Let’s begin with the basics: it’s unethical for the President to lend his name and office a Twitter account that purports to send out messages from him when in fact he neither sends out the messages nor approves them. It’s also stupid, and it’s unethical because it is stupid. A President’s credibility must be protected, by him and everybody else. If Obama isn’t sending a tweet, he shouldn’t permit an official tweet to go out that suggests otherwise. “Everybody” knows Obama isn’t sending the tweets, you say? If so, then why do so many Twitter users follow Fake Obama? Whether they believe it is him or not, he implicitly endorses and approves whatever is tweeted under his name. He is responsible.
From this follows the next point: it is irresponsible to hire a grade school drop-out to represent the President of the United States on the internet. Stating that Neil Armstrong walked on the moon in 1963 isn’t a typo: this was embodied in a graphic, and requires deep, frightening historical ignorance. I wouldn’t expect the President to have time to oversee this kind of petty operation, especially since he can’t find the time to oversee the I.R.S., the N.S.A, the V.A., the Secret Service, the Armed Services, or the Justice Department, all of which he should be holding to some standards of competence. I would expect, however, that whoever that supervision is delegated to would understand that making sure POTUS isn’t made to seem like Jessica Simpson on Twitter is paramount. I would also expect that the President himself would want to exert some effort to control the words others place in his mouth, as that would be the smart, responsible, professional and presidential thing to do.
But that is obviously expecting too much.
Source: Ed Driscoll
5 thoughts on “Ethics Dunces: The Idiot Who Pretends To Be Barack Obama On Twitter, Plus The Idiot Who Hired An Idiot To Pretend To Be Barack Obama, Plus The President, Who Apparently Doesn’t Know Or Care That He’s Being Impersonated By An Idiot”
I think the assertion is that: a) the equal pay act was signed in 1963, and “it’s not 1963 anymore”; b) we have accomplished big things (like landing on the moon) in the interim, but haven’t accomplished so-called equal pay (though I dispute that notion.)
I agree that the disjunction is jarring and can readily lead one to conclude that they are saying that, but I don’t believe the suggestion is that the moon landing occurred in 1963.
So, it’s poorly phrased, and it supports a false assertion regarding equal pay, but not quite as stupid as it otherwise appears to be.
I think you are probably right! Thank you!

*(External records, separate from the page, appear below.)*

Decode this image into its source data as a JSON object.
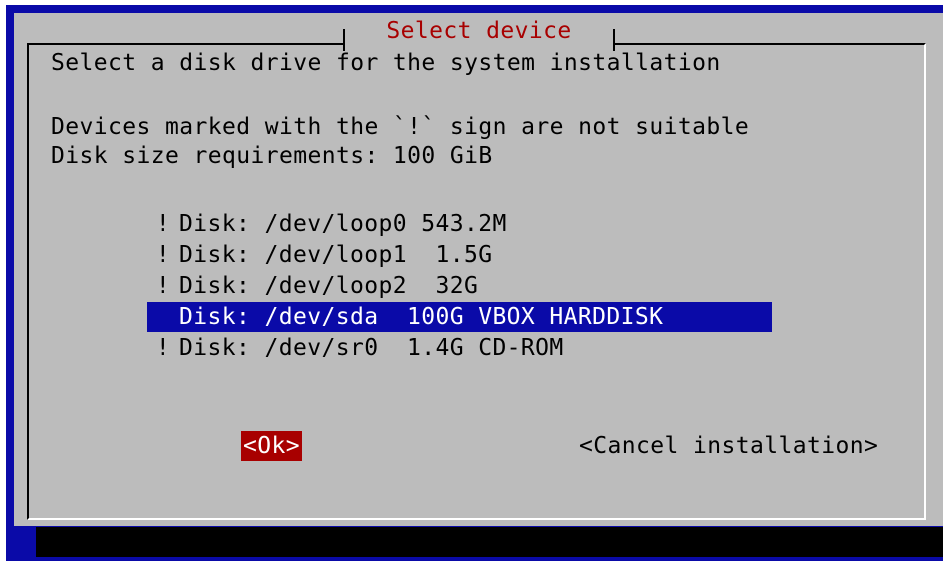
{
  "dialog": {
    "title": "Select device",
    "intro": "Select a disk drive for the system installation",
    "notice": "Devices marked with the `!` sign are not suitable",
    "requirement": "Disk size requirements: 100 GiB"
  },
  "devices": [
    {
      "mark": "!",
      "text": "Disk: /dev/loop0 543.2M",
      "selected": false
    },
    {
      "mark": "!",
      "text": "Disk: /dev/loop1  1.5G",
      "selected": false
    },
    {
      "mark": "!",
      "text": "Disk: /dev/loop2  32G",
      "selected": false
    },
    {
      "mark": "",
      "text": "Disk: /dev/sda  100G VBOX HARDDISK",
      "selected": true
    },
    {
      "mark": "!",
      "text": "Disk: /dev/sr0  1.4G CD-ROM",
      "selected": false
    }
  ],
  "buttons": {
    "ok": "<Ok>",
    "cancel": "<Cancel installation>"
  },
  "colors": {
    "background": "#0a0aa8",
    "dialog": "#bcbcbc",
    "title": "#a80000",
    "selection": "#0a0aa8",
    "active_button": "#a80000"
  }
}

But while we are talking about poor phrasing,”I don’t believe the suggestion is that the moon landing occurred in 1963″ is clearly wrong. When a message includes a graphic showing the moon-landing and the date 1963 superimposed over it, that IS, intentional or not, a pretty clear suggestion that the moon landing occurred in 1963. Date with photo of historical event = assertion tah event occurred on said date.
So the tweeter may be a different kind of idiot—communications impaired rather than historically ignorant—but he’s still an idiot, and his supervisor and the President remain indicted. And thanks for mentioning the continued use of the equal pay misrepresentation. I was proud of myself for not doing so.
I agree with Macca. There was never any belief or intention to state that the moon landing happened in 1963. As you say, it’s a communication error rather than an error in historical knowledge.
Made on behalf and in the name of the President of the United States. Either way, it is outrageous negligence, three ways.
How is this different from what Obama’s press secretaries have been doing on television, right in our faces?